By now, nearly everyone has heard about the colossal storm closing in on the eastern United States. Hurricane Florence is a category 4 or 5 storm, depending on the time it is viewed, but it is a devastating force of nature in any right.
The authorities, from the National Weather Service all the way to the governing bodies of states in the storm’s path, have been clear about the potential scope of damage. Don’t risk it, they say. No possession is worth a person’s life, and there’s no way anyone in the storm’s path isn’t risking complete ruin.
And while the news shows signs of dozens, and even hundreds of vehicles flooding out of the soon-to-be affected areas with virtually no one going in the other direction, that doesn’t mean the said places are empty. Despite pleas and prompts to evacuate before it is too late, many holdouts remain.

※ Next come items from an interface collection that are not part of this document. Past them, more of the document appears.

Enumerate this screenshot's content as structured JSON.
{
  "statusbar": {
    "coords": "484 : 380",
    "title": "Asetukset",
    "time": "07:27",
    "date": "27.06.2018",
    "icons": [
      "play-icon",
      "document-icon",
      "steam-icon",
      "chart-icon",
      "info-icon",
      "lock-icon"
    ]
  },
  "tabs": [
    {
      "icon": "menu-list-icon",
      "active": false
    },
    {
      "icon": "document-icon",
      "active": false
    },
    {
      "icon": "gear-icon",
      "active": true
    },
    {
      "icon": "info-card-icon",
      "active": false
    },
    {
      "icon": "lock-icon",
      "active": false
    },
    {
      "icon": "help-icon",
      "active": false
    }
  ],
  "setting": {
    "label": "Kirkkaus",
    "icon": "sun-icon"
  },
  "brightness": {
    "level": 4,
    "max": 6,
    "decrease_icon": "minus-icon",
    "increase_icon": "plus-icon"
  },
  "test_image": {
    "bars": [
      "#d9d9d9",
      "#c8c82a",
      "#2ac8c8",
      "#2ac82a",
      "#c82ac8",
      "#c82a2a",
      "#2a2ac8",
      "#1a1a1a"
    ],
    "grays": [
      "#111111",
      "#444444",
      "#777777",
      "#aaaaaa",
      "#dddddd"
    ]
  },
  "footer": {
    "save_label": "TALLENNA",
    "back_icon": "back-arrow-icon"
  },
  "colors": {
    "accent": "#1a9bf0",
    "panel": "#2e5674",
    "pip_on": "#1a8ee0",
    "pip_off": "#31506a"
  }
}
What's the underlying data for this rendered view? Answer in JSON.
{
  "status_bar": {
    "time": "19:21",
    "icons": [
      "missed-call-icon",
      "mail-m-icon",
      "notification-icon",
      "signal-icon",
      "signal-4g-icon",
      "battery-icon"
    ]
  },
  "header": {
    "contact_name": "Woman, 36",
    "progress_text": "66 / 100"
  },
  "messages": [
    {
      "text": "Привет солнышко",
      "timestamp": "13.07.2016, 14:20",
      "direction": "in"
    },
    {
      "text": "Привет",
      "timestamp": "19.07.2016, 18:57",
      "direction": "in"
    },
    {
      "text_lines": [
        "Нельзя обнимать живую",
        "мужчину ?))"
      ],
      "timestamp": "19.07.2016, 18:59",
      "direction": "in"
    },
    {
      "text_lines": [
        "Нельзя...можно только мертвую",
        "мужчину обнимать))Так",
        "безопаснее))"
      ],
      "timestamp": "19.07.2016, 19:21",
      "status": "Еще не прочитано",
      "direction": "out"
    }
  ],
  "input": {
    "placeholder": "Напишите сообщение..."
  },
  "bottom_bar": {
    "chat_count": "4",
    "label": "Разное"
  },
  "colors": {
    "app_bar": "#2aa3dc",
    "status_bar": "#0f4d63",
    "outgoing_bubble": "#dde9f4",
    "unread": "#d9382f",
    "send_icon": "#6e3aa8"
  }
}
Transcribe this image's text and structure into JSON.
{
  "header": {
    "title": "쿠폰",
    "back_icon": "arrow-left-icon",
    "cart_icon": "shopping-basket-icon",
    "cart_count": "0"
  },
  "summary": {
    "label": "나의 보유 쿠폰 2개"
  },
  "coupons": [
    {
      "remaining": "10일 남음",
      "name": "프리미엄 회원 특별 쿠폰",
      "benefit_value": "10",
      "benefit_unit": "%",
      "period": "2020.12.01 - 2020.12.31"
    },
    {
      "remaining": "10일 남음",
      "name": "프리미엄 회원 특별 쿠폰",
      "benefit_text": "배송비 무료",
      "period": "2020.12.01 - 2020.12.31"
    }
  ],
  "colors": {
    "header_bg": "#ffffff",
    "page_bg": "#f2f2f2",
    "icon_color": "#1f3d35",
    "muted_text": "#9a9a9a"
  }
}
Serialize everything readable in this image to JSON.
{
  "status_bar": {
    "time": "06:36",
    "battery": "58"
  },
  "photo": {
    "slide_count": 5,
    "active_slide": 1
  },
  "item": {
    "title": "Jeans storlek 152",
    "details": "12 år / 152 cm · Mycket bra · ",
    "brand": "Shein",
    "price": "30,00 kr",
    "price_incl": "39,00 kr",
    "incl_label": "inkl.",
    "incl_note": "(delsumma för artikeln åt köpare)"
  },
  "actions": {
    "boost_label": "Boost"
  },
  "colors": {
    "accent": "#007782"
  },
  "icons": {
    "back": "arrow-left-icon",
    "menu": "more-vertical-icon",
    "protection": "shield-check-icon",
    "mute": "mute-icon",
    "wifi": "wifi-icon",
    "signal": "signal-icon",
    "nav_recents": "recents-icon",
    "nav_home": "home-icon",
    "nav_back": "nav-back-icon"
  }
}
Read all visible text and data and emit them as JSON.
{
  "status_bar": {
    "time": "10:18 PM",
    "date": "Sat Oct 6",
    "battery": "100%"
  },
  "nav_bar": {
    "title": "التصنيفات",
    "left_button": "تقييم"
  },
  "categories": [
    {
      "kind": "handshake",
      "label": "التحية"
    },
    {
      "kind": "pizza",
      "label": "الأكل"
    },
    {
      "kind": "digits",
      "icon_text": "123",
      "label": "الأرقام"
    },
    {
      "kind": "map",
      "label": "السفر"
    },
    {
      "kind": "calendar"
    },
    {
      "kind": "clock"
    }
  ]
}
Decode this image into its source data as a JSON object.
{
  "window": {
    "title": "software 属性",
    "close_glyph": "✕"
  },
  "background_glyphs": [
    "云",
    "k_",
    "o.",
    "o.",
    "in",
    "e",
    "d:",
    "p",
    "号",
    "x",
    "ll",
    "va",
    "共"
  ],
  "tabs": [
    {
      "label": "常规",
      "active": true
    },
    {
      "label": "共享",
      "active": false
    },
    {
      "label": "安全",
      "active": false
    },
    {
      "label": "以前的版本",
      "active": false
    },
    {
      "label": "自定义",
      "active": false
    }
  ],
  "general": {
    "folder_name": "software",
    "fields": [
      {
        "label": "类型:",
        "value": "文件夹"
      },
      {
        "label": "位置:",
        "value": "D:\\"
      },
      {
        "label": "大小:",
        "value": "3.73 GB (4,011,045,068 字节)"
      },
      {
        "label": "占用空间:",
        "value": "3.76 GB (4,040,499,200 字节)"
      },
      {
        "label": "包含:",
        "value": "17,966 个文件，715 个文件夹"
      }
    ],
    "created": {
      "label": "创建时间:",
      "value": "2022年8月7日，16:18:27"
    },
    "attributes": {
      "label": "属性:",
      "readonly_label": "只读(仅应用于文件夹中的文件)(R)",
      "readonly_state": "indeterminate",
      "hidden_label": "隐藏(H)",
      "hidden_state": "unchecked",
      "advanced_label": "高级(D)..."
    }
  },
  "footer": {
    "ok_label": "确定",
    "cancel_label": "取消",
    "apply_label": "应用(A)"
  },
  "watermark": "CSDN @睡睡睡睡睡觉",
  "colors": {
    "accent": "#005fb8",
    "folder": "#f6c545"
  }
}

For some people, leaving just doesn’t make sense. They see no reason to flee, as they feel confident in their ability to bunker up and survive the worst Mother Nature has to offer. They likely get this sense of confidence from a history of withstanding similar storms after a lifetime of living in the area.
Take Mickey Gentry, a construction worker who has lived in Wilmington, North Carolina since 1968. If a half-decade in the area wasn’t enough to make him feel at home, he’d be called a drifter. But while the storm approaching could make even the most grounded mainstays of the area flee for their lives, Gentry isn’t taking that approach.
At least, he isn’t taking it again. Back when Hurricane Fran hit in 1996, Gentry left. He also regretted doing so, as it took him days to get back to his home. So now he’s waiting it out – boarding the windows, filling his tub, breaking out the camping stove, and rounding up everything he can find in preparation for Florence’s wrath.
He said: “The noise, that whistle of the wind, it will drive you crazy. It will wear on your psyche. It still spooks me.”
One would think that is the least of his worries. He isn’t the only one staying around – multiple people have been spotted on news broadcasts surveying the area. There are always holdouts whenever a big storm hits. Even after evacuation orders are given, it is impossible to ensure everyone is out of the affected area.
Beyond the flooding and wind damage to be expected from the storm, there will almost certainly be long-running power outages and problems with travel infrastructure. Such a situation could also lead to issues with sanitation, creating conditions ripe for disease to spread.
A retired paper factory worker spoke about the storm’s projected path, saying it could hit anywhere in the state and posing the question of where he was supposed to run to. He’s also electing to stick it out – a brave, and perhaps in some peoples’ opinions, foolish choice as Florence closes in.